Who owns our land? The answer may seem simple: mainly private home-owners, companies or local authorities in urban areas, and larger landowners as well as individuals and the state in our countryside.
But in a growing contemporary debate about ‘sustainable’ development, the idea of ‘common’ interests and ownership has resurfaced as another element in the mix. It reminds us that the idea of the ‘common’ has historic roots in our law and custom, and was never eradicated as thoroughly as many might assume. And the survival of ‘common land’ – over half a million hectares in England and Wales – symbolises this everywhere, from urban spaces used for recreation to vast hill-farming uplands.
Angus Winchester is co-author of a book, Contested Common Land, which arose from a project studying its history and contemporary management. There is a “fascination” in its survival, he says, “in a world dominated by private property”.
But he points out that the nature of common land is easily misunderstood. It rarely means equal ownership by every member of a local community. Instead, it developed historically as a system whereby land beyond the fields and meadows of farms belonging to the lord of a manor (heathland or marsh, for example), was used communally by a number of individuals who shared joint rights of exploitation. And its management, protecting against overexploitation, evolved through subtle interplay between law and local custom, governing everything from rights of access and grazing to the digging of peat or picking of plants.
Some national statutes applied to common land. Ever mindful of the nation’s military resources, Henry VIII passed legislation specifying a minimum size for stallions grazing on commons. However, the use of common land was also shaped by the most local of customs or village by-laws.
The greatest challenge came during the 18th and early 19th centuries with extensive enclosures. Changes in agricultural techniques and pressure for increased food production led to great swathes of land that was previously subject to communal rights being divided and transferred to narrower private ownership.
Substantial areas of common land were, however, left unenclosed. And, by the second half of the 19th century, common land attracted renewed public interest. This was due partly, says Dr Winchester, to cultural angst about spreading urbanisation. Open spaces were championed as a way of protecting people’s well-being in an industrialising society.
A Commons Preservation Society was founded. And from 1876 the Commons Act prevented landowners from incorporating surviving common land into their estates.
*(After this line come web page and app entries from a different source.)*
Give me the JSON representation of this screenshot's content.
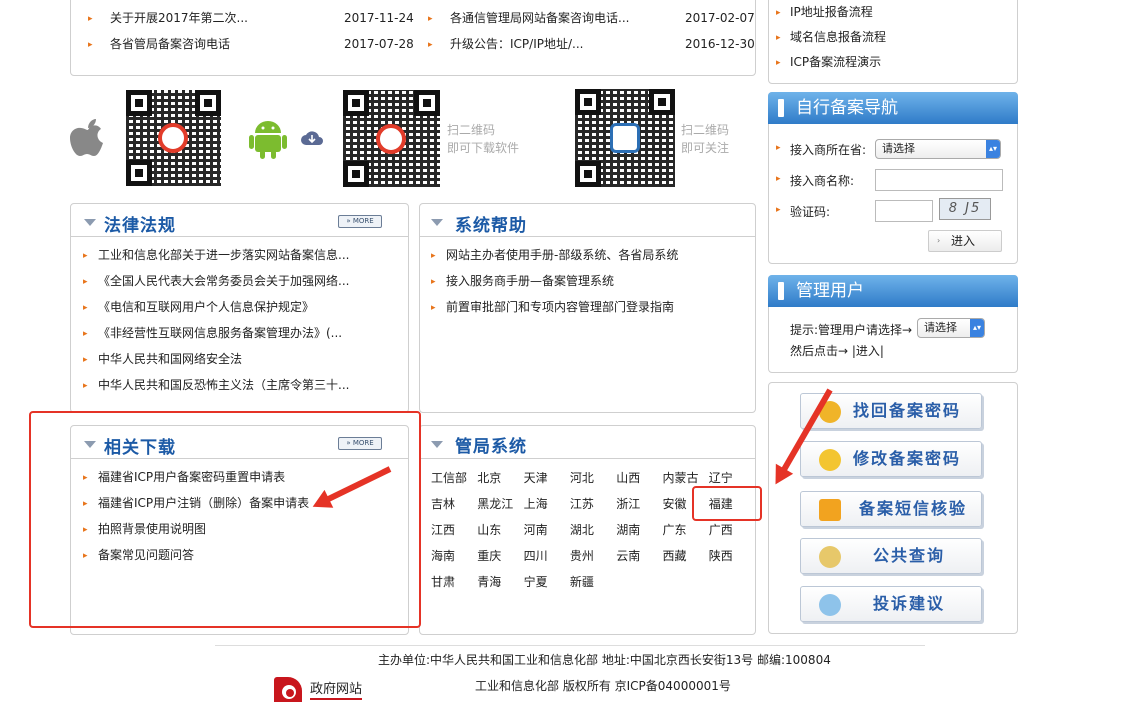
{
  "news": [
    {
      "title": "关于开展2017年第二次...",
      "date": "2017-11-24"
    },
    {
      "title": "各省管局备案咨询电话",
      "date": "2017-07-28"
    },
    {
      "title": "各通信管理局网站备案咨询电话...",
      "date": "2017-02-07"
    },
    {
      "title": "升级公告：ICP/IP地址/...",
      "date": "2016-12-30"
    }
  ],
  "process_links": [
    "IP地址报备流程",
    "域名信息报备流程",
    "ICP备案流程演示"
  ],
  "qr": {
    "scan_download": [
      "扫二维码",
      "即可下载软件"
    ],
    "scan_follow": [
      "扫二维码",
      "即可关注"
    ]
  },
  "laws": {
    "title": "法律法规",
    "more": "MORE",
    "items": [
      "工业和信息化部关于进一步落实网站备案信息...",
      "《全国人民代表大会常务委员会关于加强网络...",
      "《电信和互联网用户个人信息保护规定》",
      "《非经营性互联网信息服务备案管理办法》(...",
      "中华人民共和国网络安全法",
      "中华人民共和国反恐怖主义法（主席令第三十..."
    ]
  },
  "help": {
    "title": "系统帮助",
    "items": [
      "网站主办者使用手册-部级系统、各省局系统",
      "接入服务商手册—备案管理系统",
      "前置审批部门和专项内容管理部门登录指南"
    ]
  },
  "downloads": {
    "title": "相关下载",
    "more": "MORE",
    "items": [
      "福建省ICP用户备案密码重置申请表",
      "福建省ICP用户注销（删除）备案申请表",
      "拍照背景使用说明图",
      "备案常见问题问答"
    ]
  },
  "bureaus": {
    "title": "管局系统",
    "rows": [
      [
        "工信部",
        "北京",
        "天津",
        "河北",
        "山西",
        "内蒙古",
        "辽宁"
      ],
      [
        "吉林",
        "黑龙江",
        "上海",
        "江苏",
        "浙江",
        "安徽",
        "福建"
      ],
      [
        "江西",
        "山东",
        "河南",
        "湖北",
        "湖南",
        "广东",
        "广西"
      ],
      [
        "海南",
        "重庆",
        "四川",
        "贵州",
        "云南",
        "西藏",
        "陕西"
      ],
      [
        "甘肃",
        "青海",
        "宁夏",
        "新疆"
      ]
    ]
  },
  "nav": {
    "title": "自行备案导航",
    "province_label": "接入商所在省:",
    "province_value": "请选择",
    "name_label": "接入商名称:",
    "code_label": "验证码:",
    "captcha": "8 J5",
    "enter": "进入"
  },
  "admin": {
    "title": "管理用户",
    "hint1": "提示:管理用户请选择→",
    "select": "请选择",
    "hint2": "然后点击→ |进入|"
  },
  "actions": [
    "找回备案密码",
    "修改备案密码",
    "备案短信核验",
    "公共查询",
    "投诉建议"
  ],
  "footer": {
    "line1": "主办单位:中华人民共和国工业和信息化部 地址:中国北京西长安街13号 邮编:100804",
    "line2": "工业和信息化部 版权所有 京ICP备04000001号",
    "gov_logo": "政府网站"
  },
  "colors": {
    "accent": "#1c5aa6",
    "bullet": "#e8741a",
    "annotation": "#e53326"
  }
}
But this kind of initiative, which focused especially on green spaces in and around areas like Hampstead Heath in London, still left the management of much common land neglected. By the time a Royal Commission investigated in the 1950s there was little of knowledge of exactly where surviving common land was, and who owned it. The passing of new legislation in the 1960s, inviting everyone eligible to register precisely their interest, is widely seen, says Dr Winchester, as a “disaster”. Individuals were tempted to register and specify far more in terms of, say, grazing rights, than the land could sustain.
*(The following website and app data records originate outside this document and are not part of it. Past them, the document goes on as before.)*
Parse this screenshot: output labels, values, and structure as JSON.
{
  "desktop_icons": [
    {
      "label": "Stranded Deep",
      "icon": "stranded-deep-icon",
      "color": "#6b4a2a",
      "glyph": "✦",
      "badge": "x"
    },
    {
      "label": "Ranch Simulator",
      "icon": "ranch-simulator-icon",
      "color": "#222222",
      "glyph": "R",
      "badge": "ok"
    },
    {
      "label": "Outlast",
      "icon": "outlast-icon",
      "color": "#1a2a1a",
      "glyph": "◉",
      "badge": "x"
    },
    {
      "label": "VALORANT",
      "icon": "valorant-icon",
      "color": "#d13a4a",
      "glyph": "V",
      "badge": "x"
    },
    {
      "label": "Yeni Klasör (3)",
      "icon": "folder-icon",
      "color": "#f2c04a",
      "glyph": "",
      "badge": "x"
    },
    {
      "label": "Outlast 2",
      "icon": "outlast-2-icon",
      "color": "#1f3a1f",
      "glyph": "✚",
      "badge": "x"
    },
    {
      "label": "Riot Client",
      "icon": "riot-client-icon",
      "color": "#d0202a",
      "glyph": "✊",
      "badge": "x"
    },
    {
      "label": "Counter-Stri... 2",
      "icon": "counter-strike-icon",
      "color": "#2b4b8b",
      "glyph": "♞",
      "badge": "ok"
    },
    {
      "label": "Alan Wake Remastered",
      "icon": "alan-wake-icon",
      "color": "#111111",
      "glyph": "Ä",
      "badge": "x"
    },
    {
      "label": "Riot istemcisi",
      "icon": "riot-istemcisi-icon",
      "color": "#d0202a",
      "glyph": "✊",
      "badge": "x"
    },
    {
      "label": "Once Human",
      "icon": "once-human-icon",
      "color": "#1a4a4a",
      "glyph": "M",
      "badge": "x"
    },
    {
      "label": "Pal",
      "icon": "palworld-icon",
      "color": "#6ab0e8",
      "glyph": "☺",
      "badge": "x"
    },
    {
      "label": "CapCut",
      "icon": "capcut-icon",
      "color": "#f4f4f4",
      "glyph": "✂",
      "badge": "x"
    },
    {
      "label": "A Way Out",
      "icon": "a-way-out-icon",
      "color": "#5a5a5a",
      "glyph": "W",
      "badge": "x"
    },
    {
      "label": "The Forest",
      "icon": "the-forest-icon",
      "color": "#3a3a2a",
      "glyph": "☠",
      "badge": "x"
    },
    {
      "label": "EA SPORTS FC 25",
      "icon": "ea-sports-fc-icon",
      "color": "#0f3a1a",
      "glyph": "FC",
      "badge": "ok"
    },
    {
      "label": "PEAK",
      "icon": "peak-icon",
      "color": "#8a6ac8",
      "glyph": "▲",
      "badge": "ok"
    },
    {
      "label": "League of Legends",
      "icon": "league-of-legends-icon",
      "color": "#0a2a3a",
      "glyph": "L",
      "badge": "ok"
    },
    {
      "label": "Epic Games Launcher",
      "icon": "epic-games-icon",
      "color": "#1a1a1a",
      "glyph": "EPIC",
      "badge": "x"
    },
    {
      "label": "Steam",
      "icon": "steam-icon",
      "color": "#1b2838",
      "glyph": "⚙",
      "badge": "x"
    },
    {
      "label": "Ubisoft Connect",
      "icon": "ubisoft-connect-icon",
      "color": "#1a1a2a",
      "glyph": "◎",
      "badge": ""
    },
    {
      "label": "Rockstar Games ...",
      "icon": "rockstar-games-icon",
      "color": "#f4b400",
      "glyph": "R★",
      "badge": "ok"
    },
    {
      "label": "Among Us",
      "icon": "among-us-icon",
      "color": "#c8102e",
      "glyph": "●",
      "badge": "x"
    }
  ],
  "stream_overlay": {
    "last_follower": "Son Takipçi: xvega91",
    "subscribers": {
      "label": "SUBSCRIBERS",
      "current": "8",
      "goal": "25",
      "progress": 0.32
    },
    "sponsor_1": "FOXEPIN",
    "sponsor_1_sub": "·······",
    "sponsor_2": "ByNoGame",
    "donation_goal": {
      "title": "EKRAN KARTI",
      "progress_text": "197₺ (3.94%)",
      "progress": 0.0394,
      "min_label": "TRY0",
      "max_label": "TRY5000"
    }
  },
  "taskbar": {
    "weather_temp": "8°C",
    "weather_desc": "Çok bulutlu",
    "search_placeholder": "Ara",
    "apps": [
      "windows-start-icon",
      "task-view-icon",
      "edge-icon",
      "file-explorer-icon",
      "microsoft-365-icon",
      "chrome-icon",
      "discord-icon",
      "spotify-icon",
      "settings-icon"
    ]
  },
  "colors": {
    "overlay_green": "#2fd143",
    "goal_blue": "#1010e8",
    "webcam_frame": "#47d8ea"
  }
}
Only in recent years has action been taken to find new ways of sustaining common ownership. Dr Winchester disagrees that ‘commons’ are “inherently unsustainable and anachronistic in the modern world” – as suggested in the 1960s by the ecologist Garrett Hardin in his article, ‘The Tragedy of the Commons’. Hardin argued that everyone pursuing their own interests while believing in the freedom of the commons would ruin common resources. Yet research, counters Dr Winchester, shows that “communities across the globe have developed enduring systems of self-regulation”.
The question of how to manage such resources – whether land, fisheries or clean air – will challenge future societies as it did those in the past. Just as we still talk about the importance of ‘common law’, or the ‘House of Commons’, so common land keeps its resonance today, as we seek the best balance between private enterprise and ‘the common good’ in the development of the country’s land.
Chris Bowlby is a presenter on BBC radio, specialising in history
This series is produced with History & Policy. You can find out more about them and read their papers at www.historyandpolicy.org